View Article: PubMed Central - PubMed

Affiliation: Department of Psychiatry, NYU School of Medicine, New York, New York, United States of America.

ABSTRACT

Context: Uncovering heterogeneities in the progression of early PTSD symptoms can improve our understanding of the disorder's pathogenesis and prophylaxis.

Objectives: To describe discrete symptom trajectories and examine their relevance for preventive interventions.

Design: Latent Growth Mixture Modeling (LGMM) of data from a randomized controlled study of early treatment. LGMM identifies latent longitudinal trajectories by exploring discrete mixture distributions underlying observable data.

Setting: Hadassah Hospital unselectively receives trauma survivors from Jerusalem and vicinity.

Participants: Adult survivors of potentially traumatic events consecutively admitted to the hospital's emergency department (ED) were assessed ten days and one-, five-, nine- and fifteen months after ED admission. Participants with data at ten days and at least two additional assessments (n = 957) were included; 125 received cognitive behavioral therapy (CBT) between one and nine months.

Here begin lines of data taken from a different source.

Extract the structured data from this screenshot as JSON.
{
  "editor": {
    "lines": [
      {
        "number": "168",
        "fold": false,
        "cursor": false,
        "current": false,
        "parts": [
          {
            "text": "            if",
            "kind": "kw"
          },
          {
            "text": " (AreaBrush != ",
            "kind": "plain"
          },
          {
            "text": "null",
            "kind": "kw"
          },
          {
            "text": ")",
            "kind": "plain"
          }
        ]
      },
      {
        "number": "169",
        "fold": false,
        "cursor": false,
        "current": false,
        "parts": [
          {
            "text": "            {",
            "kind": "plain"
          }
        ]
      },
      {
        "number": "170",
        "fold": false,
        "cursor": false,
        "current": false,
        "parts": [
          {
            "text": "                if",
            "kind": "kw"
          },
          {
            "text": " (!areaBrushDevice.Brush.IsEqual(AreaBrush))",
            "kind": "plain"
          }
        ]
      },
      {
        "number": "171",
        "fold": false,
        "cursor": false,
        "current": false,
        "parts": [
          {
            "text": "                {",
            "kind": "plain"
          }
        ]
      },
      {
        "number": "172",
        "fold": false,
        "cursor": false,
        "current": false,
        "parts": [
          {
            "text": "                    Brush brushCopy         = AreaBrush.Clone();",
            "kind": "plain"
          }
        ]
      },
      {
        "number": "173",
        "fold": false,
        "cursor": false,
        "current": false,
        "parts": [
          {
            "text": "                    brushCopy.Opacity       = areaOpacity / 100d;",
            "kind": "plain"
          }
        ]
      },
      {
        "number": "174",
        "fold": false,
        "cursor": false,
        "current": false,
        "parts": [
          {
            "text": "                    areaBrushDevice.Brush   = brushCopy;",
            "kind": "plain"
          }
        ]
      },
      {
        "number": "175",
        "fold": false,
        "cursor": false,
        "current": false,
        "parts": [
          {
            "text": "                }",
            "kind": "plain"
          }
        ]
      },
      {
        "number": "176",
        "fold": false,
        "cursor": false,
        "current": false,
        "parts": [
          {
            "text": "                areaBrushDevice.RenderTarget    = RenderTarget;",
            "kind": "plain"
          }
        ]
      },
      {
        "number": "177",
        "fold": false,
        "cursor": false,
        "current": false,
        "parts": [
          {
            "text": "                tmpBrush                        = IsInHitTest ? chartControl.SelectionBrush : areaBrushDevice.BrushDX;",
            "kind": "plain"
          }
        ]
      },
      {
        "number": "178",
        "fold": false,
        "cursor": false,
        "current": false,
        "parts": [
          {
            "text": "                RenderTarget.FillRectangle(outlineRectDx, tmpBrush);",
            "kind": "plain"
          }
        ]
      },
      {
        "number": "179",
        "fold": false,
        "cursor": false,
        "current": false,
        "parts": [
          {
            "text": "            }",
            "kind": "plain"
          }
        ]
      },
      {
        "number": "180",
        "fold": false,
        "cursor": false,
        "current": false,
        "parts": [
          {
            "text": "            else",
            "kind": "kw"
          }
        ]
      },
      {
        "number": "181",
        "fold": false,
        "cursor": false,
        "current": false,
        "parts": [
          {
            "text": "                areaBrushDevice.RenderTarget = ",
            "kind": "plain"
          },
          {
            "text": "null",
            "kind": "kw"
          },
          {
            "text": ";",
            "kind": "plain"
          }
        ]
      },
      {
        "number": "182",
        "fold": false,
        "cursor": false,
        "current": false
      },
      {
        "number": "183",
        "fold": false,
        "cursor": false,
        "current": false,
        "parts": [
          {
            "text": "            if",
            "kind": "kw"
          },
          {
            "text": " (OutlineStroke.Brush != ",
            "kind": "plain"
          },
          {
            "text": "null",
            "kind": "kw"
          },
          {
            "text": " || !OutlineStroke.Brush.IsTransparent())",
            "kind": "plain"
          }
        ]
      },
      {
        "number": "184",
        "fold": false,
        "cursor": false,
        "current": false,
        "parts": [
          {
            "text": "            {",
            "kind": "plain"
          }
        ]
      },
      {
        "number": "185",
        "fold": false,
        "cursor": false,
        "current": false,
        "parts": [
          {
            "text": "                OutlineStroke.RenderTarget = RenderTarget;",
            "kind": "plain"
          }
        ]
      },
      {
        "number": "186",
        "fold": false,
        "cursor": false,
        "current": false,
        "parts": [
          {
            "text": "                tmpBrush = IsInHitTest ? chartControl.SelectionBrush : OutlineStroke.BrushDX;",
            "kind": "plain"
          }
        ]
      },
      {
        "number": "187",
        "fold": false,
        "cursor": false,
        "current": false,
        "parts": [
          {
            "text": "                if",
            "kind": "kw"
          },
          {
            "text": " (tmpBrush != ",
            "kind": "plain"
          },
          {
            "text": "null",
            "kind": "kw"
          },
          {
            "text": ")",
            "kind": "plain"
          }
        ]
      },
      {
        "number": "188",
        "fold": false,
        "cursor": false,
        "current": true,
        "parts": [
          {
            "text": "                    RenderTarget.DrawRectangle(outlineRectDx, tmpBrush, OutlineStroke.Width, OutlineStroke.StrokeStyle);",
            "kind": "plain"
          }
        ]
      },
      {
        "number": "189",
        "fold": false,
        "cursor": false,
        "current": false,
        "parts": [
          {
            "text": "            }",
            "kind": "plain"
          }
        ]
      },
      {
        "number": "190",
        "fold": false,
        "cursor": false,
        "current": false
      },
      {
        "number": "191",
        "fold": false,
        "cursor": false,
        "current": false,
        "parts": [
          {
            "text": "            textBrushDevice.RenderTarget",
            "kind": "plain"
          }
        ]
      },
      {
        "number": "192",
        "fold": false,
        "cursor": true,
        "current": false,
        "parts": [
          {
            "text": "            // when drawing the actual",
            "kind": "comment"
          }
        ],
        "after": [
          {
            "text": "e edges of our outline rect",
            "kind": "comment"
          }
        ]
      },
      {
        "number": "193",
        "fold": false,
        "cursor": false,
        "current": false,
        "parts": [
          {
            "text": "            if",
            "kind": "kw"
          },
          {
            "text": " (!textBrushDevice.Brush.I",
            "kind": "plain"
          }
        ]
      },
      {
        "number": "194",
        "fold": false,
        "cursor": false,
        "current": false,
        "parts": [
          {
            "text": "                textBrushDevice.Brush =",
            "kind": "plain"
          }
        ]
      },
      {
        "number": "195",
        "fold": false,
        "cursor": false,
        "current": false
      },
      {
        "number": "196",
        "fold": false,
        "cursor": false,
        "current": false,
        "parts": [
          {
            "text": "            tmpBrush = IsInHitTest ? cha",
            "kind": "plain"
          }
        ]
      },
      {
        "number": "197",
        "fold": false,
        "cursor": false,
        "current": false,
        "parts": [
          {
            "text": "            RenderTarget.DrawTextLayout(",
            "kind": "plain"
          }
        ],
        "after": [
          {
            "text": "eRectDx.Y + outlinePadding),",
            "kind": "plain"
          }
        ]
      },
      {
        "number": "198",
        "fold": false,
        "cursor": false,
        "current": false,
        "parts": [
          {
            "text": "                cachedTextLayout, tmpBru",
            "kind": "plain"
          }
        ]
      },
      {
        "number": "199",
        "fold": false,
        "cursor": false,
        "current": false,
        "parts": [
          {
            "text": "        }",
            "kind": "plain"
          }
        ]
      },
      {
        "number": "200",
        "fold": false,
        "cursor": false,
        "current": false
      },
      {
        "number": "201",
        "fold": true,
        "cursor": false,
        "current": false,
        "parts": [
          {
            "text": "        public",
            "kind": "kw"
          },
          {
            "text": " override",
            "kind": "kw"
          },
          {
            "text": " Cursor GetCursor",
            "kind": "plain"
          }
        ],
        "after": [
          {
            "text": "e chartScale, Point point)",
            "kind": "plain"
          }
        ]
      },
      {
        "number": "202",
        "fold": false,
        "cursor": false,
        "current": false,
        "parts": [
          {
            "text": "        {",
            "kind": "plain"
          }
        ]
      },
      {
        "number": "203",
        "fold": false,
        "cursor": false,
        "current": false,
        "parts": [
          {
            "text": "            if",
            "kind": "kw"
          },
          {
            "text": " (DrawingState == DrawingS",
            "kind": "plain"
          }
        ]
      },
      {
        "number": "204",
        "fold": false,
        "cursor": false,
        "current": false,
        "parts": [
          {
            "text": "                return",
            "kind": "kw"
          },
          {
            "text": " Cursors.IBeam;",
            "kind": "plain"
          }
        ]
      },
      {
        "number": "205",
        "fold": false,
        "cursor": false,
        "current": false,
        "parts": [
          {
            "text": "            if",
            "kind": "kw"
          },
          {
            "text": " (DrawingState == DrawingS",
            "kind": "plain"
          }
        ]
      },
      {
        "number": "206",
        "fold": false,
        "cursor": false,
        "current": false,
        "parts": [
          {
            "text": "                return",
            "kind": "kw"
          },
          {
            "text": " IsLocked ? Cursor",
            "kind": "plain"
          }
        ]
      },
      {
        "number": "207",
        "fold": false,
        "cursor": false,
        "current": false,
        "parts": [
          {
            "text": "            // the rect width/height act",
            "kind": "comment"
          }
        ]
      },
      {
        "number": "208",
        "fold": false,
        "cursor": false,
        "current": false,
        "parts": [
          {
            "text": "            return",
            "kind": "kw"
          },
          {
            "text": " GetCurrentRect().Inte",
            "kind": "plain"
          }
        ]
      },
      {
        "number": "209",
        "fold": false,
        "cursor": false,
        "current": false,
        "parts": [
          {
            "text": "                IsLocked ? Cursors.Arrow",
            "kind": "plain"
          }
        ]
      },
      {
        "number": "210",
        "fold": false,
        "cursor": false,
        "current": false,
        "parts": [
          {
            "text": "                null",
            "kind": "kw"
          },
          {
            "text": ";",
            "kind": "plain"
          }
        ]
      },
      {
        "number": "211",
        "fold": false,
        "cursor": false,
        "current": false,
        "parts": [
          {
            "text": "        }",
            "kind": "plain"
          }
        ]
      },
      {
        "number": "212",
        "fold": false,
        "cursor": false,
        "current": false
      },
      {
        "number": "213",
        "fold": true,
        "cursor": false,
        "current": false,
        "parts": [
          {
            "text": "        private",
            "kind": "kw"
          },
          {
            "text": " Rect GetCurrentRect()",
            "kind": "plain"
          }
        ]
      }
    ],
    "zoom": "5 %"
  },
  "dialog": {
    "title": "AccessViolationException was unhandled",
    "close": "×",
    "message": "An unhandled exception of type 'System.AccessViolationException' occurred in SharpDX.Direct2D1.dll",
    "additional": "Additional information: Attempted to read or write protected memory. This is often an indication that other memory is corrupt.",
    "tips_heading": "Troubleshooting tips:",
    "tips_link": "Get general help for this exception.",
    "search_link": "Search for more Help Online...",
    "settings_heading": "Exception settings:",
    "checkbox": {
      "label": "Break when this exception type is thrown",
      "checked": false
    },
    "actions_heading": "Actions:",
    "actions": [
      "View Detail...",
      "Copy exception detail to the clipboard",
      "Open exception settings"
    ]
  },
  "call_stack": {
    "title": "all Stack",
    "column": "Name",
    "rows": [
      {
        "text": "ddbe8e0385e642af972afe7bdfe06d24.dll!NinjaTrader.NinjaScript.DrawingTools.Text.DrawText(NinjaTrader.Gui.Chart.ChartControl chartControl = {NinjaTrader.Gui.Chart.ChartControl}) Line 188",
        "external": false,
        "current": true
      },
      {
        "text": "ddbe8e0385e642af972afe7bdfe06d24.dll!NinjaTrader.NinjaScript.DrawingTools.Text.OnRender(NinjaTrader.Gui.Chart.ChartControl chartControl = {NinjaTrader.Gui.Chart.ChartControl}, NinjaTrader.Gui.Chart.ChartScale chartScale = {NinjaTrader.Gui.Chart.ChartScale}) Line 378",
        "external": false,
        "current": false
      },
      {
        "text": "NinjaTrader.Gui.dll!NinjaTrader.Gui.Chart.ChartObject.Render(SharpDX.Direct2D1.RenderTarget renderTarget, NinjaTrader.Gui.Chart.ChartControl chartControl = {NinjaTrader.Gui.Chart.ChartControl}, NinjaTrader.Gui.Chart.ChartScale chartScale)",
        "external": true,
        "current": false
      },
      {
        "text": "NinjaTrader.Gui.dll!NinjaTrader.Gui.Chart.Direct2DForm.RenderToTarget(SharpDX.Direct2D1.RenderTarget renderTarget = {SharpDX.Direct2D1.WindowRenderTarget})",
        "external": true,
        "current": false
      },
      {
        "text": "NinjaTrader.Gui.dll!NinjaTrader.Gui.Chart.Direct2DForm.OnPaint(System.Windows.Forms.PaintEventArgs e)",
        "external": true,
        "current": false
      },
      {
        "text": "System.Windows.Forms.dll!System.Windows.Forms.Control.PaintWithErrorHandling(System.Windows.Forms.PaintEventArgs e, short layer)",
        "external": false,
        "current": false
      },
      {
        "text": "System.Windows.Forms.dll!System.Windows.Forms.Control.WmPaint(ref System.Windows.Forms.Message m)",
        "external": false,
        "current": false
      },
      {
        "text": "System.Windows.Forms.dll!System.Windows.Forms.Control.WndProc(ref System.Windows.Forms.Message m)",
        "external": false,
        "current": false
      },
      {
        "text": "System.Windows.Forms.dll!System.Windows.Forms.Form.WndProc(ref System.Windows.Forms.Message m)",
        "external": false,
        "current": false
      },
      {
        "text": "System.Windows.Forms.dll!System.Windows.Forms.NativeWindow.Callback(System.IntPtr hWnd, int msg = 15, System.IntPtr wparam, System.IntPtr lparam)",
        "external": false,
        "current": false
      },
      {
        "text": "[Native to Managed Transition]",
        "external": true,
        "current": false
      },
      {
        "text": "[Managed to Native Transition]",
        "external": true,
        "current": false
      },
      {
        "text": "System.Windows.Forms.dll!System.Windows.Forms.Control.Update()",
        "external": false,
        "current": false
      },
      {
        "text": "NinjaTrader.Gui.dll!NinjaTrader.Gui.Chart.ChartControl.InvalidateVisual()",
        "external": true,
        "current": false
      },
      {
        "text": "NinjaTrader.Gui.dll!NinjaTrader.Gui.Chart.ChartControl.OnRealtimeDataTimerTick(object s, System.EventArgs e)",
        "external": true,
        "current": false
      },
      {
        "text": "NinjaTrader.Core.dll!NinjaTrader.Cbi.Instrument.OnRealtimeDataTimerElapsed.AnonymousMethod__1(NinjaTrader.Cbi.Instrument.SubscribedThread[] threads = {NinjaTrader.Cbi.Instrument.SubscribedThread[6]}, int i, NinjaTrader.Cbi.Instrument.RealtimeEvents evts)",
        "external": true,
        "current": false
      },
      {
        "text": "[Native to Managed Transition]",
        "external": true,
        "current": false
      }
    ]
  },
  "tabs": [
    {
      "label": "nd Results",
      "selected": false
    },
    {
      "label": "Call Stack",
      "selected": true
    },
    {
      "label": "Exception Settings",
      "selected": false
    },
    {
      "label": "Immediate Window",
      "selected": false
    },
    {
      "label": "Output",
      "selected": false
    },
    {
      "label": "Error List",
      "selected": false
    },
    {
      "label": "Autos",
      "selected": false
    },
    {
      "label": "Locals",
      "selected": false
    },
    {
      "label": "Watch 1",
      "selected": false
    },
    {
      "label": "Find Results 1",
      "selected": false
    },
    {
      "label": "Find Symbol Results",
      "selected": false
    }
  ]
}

Approach: We used LGMM to identify latent parameters of symptom progression and tested the effect of CBT on these parameters. CBT consisted of 12 weekly sessions of either cognitive therapy (n = 41) or prolonged exposure (PE, n = 49), starting 29.8±5.7 days after ED admission, or delayed PE (n = 35) starting at 151.8±42.4 days. CBT effectively reduced PTSD symptoms in the entire sample.

Main outcome measure: Latent trajectories of PTSD symptoms; effects of CBT on these trajectories.

Results: THREE TRAJECTORIES WERE IDENTIFIED: Rapid Remitting (rapid decrease in symptoms from 1- to 5-months; 56% of the sample), Slow Remitting (progressive decrease in symptoms over 15 months; 27%) and Non-Remitting (persistently elevated symptoms; 17%). CBT accelerated the recovery of the Slow Remitting class but did not affect the other classes.

Conclusions: The early course of PTSD symptoms is characterized by distinct and diverging response patterns that are centrally relevant to understanding the disorder and preventing its occurrence. Studies of the pathogenesis of PTSD may benefit from using clustered symptom trajectories as their dependent variables.

Show MeSH
Related in: MedlinePlus